👔 I talked to LA Times about politicians on TikTok and the midterm elections. By chance i came up with a new word. It is called ✨ meta cringe moments ✨. They happen pretty often on the platform when something is so cringe that it actually turns into something pretty cool or at least interesting.
🌽 Audio-Memes are a thing. The New York Times wrote about it. And then It’s corn happened. I talked to Deutschlandfunk Kultur about meme songs, suitable sounds and the entire phenomenon.
🇺🇦 Anton Gerashchenko, advisor to the Minister of Internal Affairs of Ukraine is sharing TikTok videos that are supposingly showing ukrainian soldiers at the front (playing the violin or singing birthday songs to kids in order to proof the peaceful and honorable faces of defenders). A great reminder that WarTok is still a thing. Public broadcaster MDR reports “Von TikTok zu WarTok” – including some quotes chez moi.

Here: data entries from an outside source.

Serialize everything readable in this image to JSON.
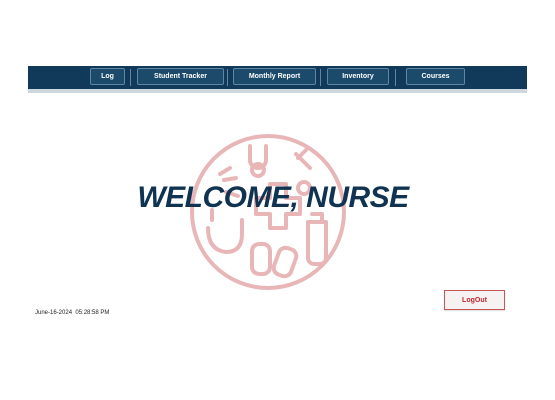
{
  "navbar": {
    "items": [
      {
        "label": "Log",
        "active": true
      },
      {
        "label": "Student Tracker"
      },
      {
        "label": "Monthly Report"
      },
      {
        "label": "Inventory"
      },
      {
        "label": "Courses"
      }
    ]
  },
  "main": {
    "welcome_text": "WELCOME, NURSE",
    "emblem_icon": "medical-emblem-icon"
  },
  "logout_label": "LogOut",
  "footer": {
    "date": "June-16-2024",
    "time": "05:28:58 PM"
  },
  "colors": {
    "navbar": "#113a5a",
    "accent_red": "#c2272d",
    "title": "#0f3350"
  }
}
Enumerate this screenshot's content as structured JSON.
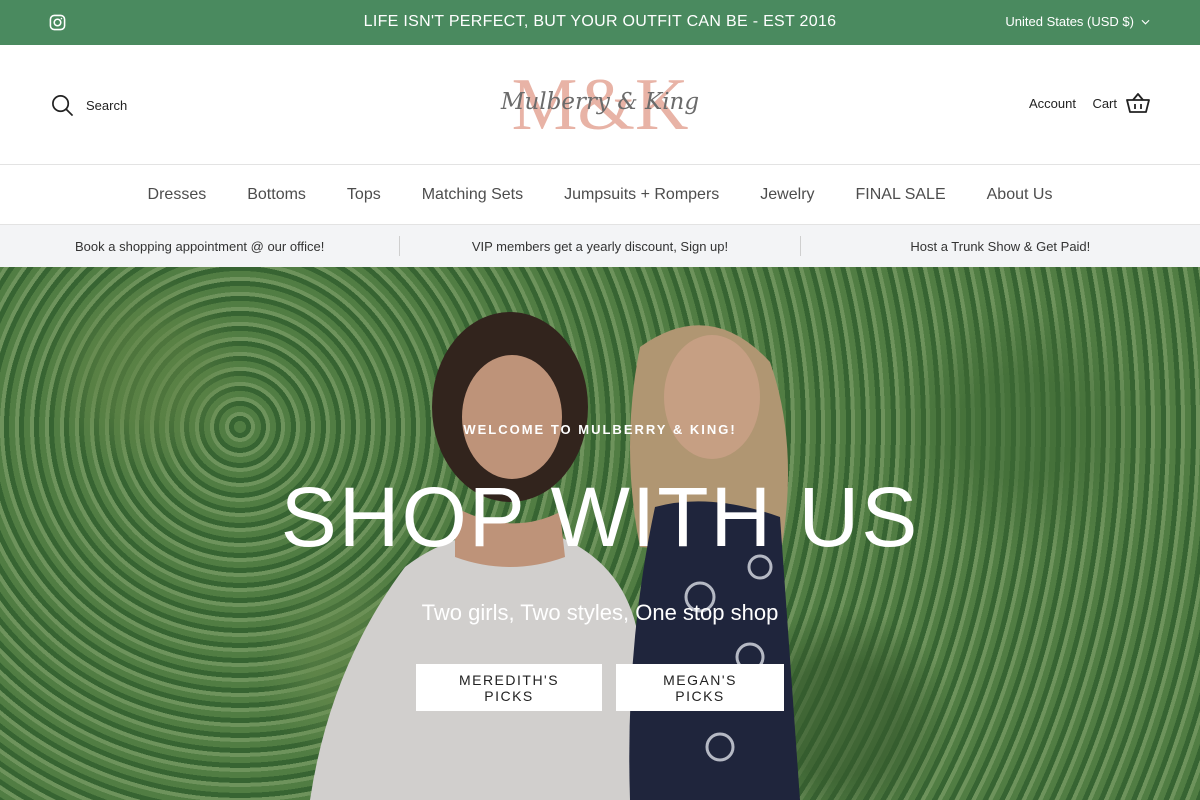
{
  "announcement": {
    "message": "LIFE ISN'T PERFECT, BUT YOUR OUTFIT CAN BE - EST 2016",
    "currency": "United States (USD $)"
  },
  "header": {
    "search_label": "Search",
    "account_label": "Account",
    "cart_label": "Cart",
    "logo": {
      "monogram": "M&K",
      "script": "Mulberry & King"
    }
  },
  "nav": {
    "items": [
      {
        "label": "Dresses"
      },
      {
        "label": "Bottoms"
      },
      {
        "label": "Tops"
      },
      {
        "label": "Matching Sets"
      },
      {
        "label": "Jumpsuits + Rompers"
      },
      {
        "label": "Jewelry"
      },
      {
        "label": "FINAL SALE"
      },
      {
        "label": "About Us"
      }
    ]
  },
  "promo": {
    "items": [
      {
        "label": "Book a shopping appointment @ our office!"
      },
      {
        "label": "VIP members get a yearly discount, Sign up!"
      },
      {
        "label": "Host a Trunk Show & Get Paid!"
      }
    ]
  },
  "hero": {
    "eyebrow": "WELCOME TO MULBERRY & KING!",
    "title": "SHOP WITH US",
    "subtitle": "Two girls, Two styles, One stop shop",
    "buttons": [
      {
        "label": "MEREDITH'S PICKS"
      },
      {
        "label": "MEGAN'S PICKS"
      }
    ]
  },
  "colors": {
    "announcement_bg": "#4a8a5f",
    "logo_pink": "#e8b3a6",
    "promo_bg": "#f3f4f6"
  },
  "icons": [
    "instagram-icon",
    "chevron-down-icon",
    "search-icon",
    "cart-basket-icon"
  ]
}
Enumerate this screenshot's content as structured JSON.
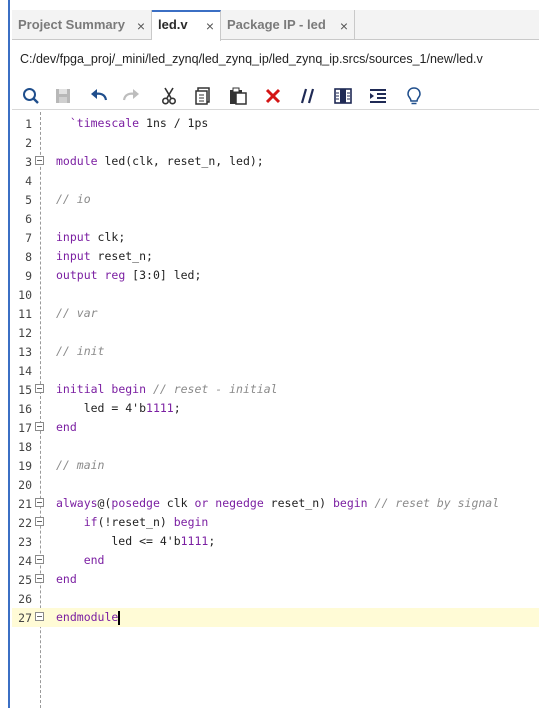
{
  "tabs": [
    {
      "label": "Project Summary",
      "close": "×",
      "active": false
    },
    {
      "label": "led.v",
      "close": "×",
      "active": true
    },
    {
      "label": "Package IP - led",
      "close": "×",
      "active": false
    }
  ],
  "file_path": "C:/dev/fpga_proj/_mini/led_zynq/led_zynq_ip/led_zynq_ip.srcs/sources_1/new/led.v",
  "toolbar": {
    "icons": [
      "search-icon",
      "save-icon",
      "undo-icon",
      "redo-icon",
      "cut-icon",
      "copy-icon",
      "paste-icon",
      "delete-icon",
      "comment-icon",
      "column-icon",
      "indent-icon",
      "bulb-icon"
    ]
  },
  "colors": {
    "keyword": "#7b1fa2",
    "comment": "#8a8a8a",
    "accent": "#3b6fc4",
    "current_line": "#fffbd6"
  },
  "editor": {
    "current_line": 27,
    "lines": [
      {
        "n": "1",
        "fold": false,
        "segs": [
          {
            "t": "  `timescale ",
            "k": "kw"
          },
          {
            "t": "1ns / 1ps",
            "k": ""
          }
        ]
      },
      {
        "n": "2",
        "fold": false,
        "segs": []
      },
      {
        "n": "3",
        "fold": true,
        "segs": [
          {
            "t": "module ",
            "k": "kw"
          },
          {
            "t": "led(clk, reset_n, led);",
            "k": ""
          }
        ]
      },
      {
        "n": "4",
        "fold": false,
        "segs": []
      },
      {
        "n": "5",
        "fold": false,
        "segs": [
          {
            "t": "// io",
            "k": "cm"
          }
        ]
      },
      {
        "n": "6",
        "fold": false,
        "segs": []
      },
      {
        "n": "7",
        "fold": false,
        "segs": [
          {
            "t": "input ",
            "k": "kw"
          },
          {
            "t": "clk;",
            "k": ""
          }
        ]
      },
      {
        "n": "8",
        "fold": false,
        "segs": [
          {
            "t": "input ",
            "k": "kw"
          },
          {
            "t": "reset_n;",
            "k": ""
          }
        ]
      },
      {
        "n": "9",
        "fold": false,
        "segs": [
          {
            "t": "output ",
            "k": "kw"
          },
          {
            "t": "reg ",
            "k": "kw"
          },
          {
            "t": "[3:0] led;",
            "k": ""
          }
        ]
      },
      {
        "n": "10",
        "fold": false,
        "segs": []
      },
      {
        "n": "11",
        "fold": false,
        "segs": [
          {
            "t": "// var",
            "k": "cm"
          }
        ]
      },
      {
        "n": "12",
        "fold": false,
        "segs": []
      },
      {
        "n": "13",
        "fold": false,
        "segs": [
          {
            "t": "// init",
            "k": "cm"
          }
        ]
      },
      {
        "n": "14",
        "fold": false,
        "segs": []
      },
      {
        "n": "15",
        "fold": true,
        "segs": [
          {
            "t": "initial ",
            "k": "kw"
          },
          {
            "t": "begin ",
            "k": "kw"
          },
          {
            "t": "// reset - initial",
            "k": "cm"
          }
        ]
      },
      {
        "n": "16",
        "fold": false,
        "segs": [
          {
            "t": "    led = 4'b",
            "k": ""
          },
          {
            "t": "1111",
            "k": "num"
          },
          {
            "t": ";",
            "k": ""
          }
        ]
      },
      {
        "n": "17",
        "fold": true,
        "segs": [
          {
            "t": "end",
            "k": "kw"
          }
        ]
      },
      {
        "n": "18",
        "fold": false,
        "segs": []
      },
      {
        "n": "19",
        "fold": false,
        "segs": [
          {
            "t": "// main",
            "k": "cm"
          }
        ]
      },
      {
        "n": "20",
        "fold": false,
        "segs": []
      },
      {
        "n": "21",
        "fold": true,
        "segs": [
          {
            "t": "always",
            "k": "kw"
          },
          {
            "t": "@(",
            "k": ""
          },
          {
            "t": "posedge ",
            "k": "kw"
          },
          {
            "t": "clk ",
            "k": ""
          },
          {
            "t": "or ",
            "k": "kw"
          },
          {
            "t": "negedge ",
            "k": "kw"
          },
          {
            "t": "reset_n) ",
            "k": ""
          },
          {
            "t": "begin ",
            "k": "kw"
          },
          {
            "t": "// reset by signal",
            "k": "cm"
          }
        ]
      },
      {
        "n": "22",
        "fold": true,
        "segs": [
          {
            "t": "    ",
            "k": ""
          },
          {
            "t": "if",
            "k": "kw"
          },
          {
            "t": "(!reset_n) ",
            "k": ""
          },
          {
            "t": "begin",
            "k": "kw"
          }
        ]
      },
      {
        "n": "23",
        "fold": false,
        "segs": [
          {
            "t": "        led <= 4'b",
            "k": ""
          },
          {
            "t": "1111",
            "k": "num"
          },
          {
            "t": ";",
            "k": ""
          }
        ]
      },
      {
        "n": "24",
        "fold": true,
        "segs": [
          {
            "t": "    ",
            "k": ""
          },
          {
            "t": "end",
            "k": "kw"
          }
        ]
      },
      {
        "n": "25",
        "fold": true,
        "segs": [
          {
            "t": "end",
            "k": "kw"
          }
        ]
      },
      {
        "n": "26",
        "fold": false,
        "segs": []
      },
      {
        "n": "27",
        "fold": true,
        "segs": [
          {
            "t": "endmodule",
            "k": "kw"
          }
        ]
      }
    ]
  }
}
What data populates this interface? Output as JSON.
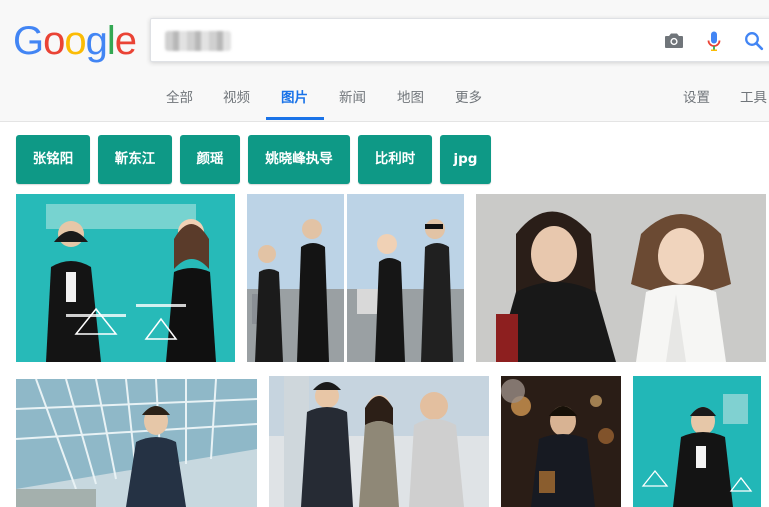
{
  "logo": {
    "letters": [
      "G",
      "o",
      "o",
      "g",
      "l",
      "e"
    ],
    "colors": [
      "#4285f4",
      "#ea4335",
      "#fbbc05",
      "#4285f4",
      "#34a853",
      "#ea4335"
    ]
  },
  "search": {
    "value": "",
    "icons": {
      "camera": "camera-icon",
      "mic": "mic-icon",
      "search": "search-icon"
    }
  },
  "tabs": [
    "全部",
    "视频",
    "图片",
    "新闻",
    "地图",
    "更多"
  ],
  "active_tab": "图片",
  "settings_label": "设置",
  "tools_label": "工具",
  "chips": [
    "张铭阳",
    "靳东江",
    "颜瑶",
    "姚晓峰执导",
    "比利时",
    "jpg"
  ],
  "colors": {
    "accent": "#1a73e8",
    "chip": "#0e9986",
    "teal_poster": "#1fb4b4"
  },
  "images": [
    {
      "name": "teal-poster-duo"
    },
    {
      "name": "airport-group-photo"
    },
    {
      "name": "actors-portrait-leather"
    },
    {
      "name": "glass-building-actor"
    },
    {
      "name": "three-people-event"
    },
    {
      "name": "dark-bar-poster"
    },
    {
      "name": "teal-poster-single"
    }
  ]
}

🤳And then there was a six page report in german magazine Focus on Weltmacht TikTok (World Power TikTok) with some quotes and i am happy to send you the PDF i got if you want. Enough of me now.
More TikTok stuff that happened in recent weeks can be found over on Twitter (@tiktoktactics). Speak soon. Ciao.